Component data from apps and pages
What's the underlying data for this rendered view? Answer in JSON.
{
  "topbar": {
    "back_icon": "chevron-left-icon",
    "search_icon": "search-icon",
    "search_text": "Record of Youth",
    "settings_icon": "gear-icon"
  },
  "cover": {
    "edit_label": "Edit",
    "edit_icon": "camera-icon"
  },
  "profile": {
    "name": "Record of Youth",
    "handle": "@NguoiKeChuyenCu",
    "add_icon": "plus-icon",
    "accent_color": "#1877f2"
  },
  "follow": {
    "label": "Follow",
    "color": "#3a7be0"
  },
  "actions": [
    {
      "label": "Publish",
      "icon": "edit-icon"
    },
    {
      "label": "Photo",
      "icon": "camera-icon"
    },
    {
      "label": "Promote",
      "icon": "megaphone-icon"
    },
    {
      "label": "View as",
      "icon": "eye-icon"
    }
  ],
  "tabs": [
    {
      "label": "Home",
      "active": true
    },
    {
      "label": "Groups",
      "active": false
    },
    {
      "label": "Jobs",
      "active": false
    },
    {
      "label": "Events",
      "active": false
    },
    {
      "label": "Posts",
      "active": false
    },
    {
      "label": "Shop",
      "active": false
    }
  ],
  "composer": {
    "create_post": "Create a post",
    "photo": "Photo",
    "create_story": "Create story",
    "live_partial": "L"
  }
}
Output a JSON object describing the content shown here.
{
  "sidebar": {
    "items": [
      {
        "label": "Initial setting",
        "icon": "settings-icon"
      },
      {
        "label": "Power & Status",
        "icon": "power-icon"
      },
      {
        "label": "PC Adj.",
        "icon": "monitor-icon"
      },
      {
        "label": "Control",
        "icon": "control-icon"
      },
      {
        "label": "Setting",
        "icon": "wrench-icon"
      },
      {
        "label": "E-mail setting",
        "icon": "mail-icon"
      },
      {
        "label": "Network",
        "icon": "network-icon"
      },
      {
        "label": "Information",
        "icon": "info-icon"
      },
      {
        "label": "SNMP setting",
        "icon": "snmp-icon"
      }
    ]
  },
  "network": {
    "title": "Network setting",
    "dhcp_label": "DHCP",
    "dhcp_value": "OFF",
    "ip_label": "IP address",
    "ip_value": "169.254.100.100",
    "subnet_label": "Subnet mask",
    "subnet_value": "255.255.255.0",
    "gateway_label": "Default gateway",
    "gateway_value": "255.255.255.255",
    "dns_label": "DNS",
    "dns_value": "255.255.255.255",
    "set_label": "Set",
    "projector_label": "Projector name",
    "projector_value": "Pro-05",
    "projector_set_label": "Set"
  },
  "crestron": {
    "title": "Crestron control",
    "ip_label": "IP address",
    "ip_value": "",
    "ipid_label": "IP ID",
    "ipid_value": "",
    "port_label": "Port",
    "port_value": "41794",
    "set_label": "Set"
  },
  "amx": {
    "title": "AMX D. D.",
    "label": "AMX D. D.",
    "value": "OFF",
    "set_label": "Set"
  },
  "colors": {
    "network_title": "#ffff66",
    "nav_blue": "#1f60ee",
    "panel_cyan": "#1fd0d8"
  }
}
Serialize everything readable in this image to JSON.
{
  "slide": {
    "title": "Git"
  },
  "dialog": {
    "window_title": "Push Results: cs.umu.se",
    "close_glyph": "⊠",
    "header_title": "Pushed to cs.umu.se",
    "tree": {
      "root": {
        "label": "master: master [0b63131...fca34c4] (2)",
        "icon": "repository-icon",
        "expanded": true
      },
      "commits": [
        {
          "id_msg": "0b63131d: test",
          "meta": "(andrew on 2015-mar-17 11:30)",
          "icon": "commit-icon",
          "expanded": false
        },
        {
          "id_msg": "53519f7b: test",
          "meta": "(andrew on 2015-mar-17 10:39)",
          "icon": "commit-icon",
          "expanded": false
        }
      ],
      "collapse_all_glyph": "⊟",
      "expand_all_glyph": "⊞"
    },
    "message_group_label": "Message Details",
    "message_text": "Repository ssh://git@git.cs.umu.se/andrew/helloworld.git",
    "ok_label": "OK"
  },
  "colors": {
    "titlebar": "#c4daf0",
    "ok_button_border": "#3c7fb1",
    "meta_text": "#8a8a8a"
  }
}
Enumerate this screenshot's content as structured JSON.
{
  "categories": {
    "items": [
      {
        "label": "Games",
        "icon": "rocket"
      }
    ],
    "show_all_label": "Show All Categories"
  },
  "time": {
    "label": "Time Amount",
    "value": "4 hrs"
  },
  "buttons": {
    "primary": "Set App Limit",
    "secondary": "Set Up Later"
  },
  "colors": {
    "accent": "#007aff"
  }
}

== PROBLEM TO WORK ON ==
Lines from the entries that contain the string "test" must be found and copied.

== ANSWER TO THIS EXERCISE ==
          "id_msg": "0b63131d: test",
          "id_msg": "53519f7b: test",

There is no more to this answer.